Andy Warhol: Little Electric Chairs
Venus Over Manhattan, New York, NY May 2nd, 2016
By their repetition in irreverent colors ranging from hot pink to silver, Warhol transforms the once unsettling image of the chair into a visual perversion of the mass media’s exploitation of graphic imagery and the public’s ultimate desensitization to such material. In his essay on the series, Gerard Malanga credited Warhol with saying that “[a]dding pretty colors to a picture as gruesome as this would change people’s perceptions of acceptance.” The artist’s reduction of the so-called “Sing Sing Death Chamber” to an endlessly recurring image subverts the chair’s meaning. Regarded as one of his most important contributions to the Pop Art movement, Warhol’s Electric Chairs reveal the banality that can attenuate even a topic as tragic as capital punishment.
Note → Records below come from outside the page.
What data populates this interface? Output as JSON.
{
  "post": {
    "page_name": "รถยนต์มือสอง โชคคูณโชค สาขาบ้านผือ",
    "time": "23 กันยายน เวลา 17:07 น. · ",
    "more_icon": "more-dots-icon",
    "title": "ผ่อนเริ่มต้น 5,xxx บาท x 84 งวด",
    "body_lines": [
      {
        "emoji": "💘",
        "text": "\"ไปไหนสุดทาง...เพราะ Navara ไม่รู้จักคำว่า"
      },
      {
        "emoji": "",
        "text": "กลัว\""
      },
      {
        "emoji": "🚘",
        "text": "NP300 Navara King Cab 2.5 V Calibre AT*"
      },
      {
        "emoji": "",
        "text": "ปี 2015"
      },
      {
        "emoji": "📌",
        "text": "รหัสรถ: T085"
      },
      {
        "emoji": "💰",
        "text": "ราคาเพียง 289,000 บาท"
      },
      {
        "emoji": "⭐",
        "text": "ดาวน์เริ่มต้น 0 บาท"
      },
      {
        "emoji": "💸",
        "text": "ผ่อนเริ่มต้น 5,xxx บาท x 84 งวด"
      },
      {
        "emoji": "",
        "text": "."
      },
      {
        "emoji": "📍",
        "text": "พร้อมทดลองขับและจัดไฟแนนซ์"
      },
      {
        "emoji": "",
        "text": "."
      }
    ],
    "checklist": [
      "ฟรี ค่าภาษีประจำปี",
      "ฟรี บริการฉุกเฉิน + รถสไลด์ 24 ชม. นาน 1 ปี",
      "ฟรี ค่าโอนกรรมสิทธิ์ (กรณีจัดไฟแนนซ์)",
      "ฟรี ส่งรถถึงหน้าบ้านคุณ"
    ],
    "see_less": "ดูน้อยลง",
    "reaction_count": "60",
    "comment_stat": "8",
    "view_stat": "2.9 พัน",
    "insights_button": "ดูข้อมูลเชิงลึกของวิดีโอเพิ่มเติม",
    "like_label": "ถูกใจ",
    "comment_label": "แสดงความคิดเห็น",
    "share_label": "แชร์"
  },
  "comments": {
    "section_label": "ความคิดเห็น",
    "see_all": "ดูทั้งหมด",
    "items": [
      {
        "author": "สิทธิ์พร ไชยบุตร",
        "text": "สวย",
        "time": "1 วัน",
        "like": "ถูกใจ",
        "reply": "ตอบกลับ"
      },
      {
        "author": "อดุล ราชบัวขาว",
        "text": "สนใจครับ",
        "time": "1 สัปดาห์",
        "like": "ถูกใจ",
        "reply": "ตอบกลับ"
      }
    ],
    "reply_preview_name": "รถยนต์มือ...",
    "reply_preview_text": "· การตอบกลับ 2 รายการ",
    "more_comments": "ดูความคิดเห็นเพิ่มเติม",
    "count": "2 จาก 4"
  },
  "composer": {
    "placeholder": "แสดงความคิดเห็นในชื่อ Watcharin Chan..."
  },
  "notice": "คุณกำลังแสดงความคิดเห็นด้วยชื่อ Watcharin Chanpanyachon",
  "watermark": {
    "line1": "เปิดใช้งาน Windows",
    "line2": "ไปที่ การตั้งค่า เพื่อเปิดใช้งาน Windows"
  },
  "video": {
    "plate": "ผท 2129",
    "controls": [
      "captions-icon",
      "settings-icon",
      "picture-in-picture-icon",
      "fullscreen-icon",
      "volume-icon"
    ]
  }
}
Produced between 1964 and 1965, all of the works in the series are identical in size and subject matter though each silkscreen is unique in its color and ink saturation. Taking place in a smaller, modified space within the gallery, the exhibition at VENUS will pay homage to the inaugural presentation of the works that took place at the Jerrold Morris International Gallery in Toronto in March of 1965.